Return every record exactly as written.

•••••

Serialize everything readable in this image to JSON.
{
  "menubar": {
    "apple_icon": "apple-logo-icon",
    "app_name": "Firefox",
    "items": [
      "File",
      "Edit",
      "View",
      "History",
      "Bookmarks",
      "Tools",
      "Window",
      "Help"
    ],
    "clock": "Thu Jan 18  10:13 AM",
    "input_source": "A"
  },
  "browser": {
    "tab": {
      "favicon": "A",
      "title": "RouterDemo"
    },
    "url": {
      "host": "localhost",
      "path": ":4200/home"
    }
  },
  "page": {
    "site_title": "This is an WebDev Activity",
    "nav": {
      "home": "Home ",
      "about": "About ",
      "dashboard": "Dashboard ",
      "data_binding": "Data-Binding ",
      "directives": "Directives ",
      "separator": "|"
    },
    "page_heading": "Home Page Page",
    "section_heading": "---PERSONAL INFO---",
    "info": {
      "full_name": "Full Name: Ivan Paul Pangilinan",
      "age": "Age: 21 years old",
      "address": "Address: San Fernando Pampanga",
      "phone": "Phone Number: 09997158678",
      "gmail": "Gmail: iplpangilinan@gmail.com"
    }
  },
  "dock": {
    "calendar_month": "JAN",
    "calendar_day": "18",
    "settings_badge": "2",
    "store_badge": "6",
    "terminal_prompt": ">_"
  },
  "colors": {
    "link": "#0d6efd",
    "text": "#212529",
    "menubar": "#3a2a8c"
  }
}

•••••

**Solution for this exercise**
Serialize everything readable in this image to JSON.
{
  "menubar": {
    "apple_icon": "apple-logo-icon",
    "app_name": "Firefox",
    "items": [
      "File",
      "Edit",
      "View",
      "History",
      "Bookmarks",
      "Tools",
      "Window",
      "Help"
    ],
    "clock": "Thu Jan 18  10:13 AM",
    "input_source": "A"
  },
  "browser": {
    "tab": {
      "favicon": "A",
      "title": "RouterDemo"
    },
    "url": {
      "host": "localhost",
      "path": ":4200/home"
    }
  },
  "page": {
    "site_title": "This is an WebDev Activity",
    "nav": {
      "home": "Home ",
      "about": "About ",
      "dashboard": "Dashboard ",
      "data_binding": "Data-Binding ",
      "directives": "Directives ",
      "separator": "|"
    },
    "page_heading": "Home Page Page",
    "section_heading": "---PERSONAL INFO---",
    "info": {
      "full_name": "Full Name: Ivan Paul Pangilinan",
      "age": "Age: 21 years old",
      "address": "Address: San Fernando Pampanga",
      "phone": "Phone Number: 09997158678",
      "gmail": "Gmail: iplpangilinan@gmail.com"
    }
  },
  "dock": {
    "calendar_month": "JAN",
    "calendar_day": "18",
    "settings_badge": "2",
    "store_badge": "6",
    "terminal_prompt": ">_"
  },
  "colors": {
    "link": "#0d6efd",
    "text": "#212529",
    "menubar": "#3a2a8c"
  }
}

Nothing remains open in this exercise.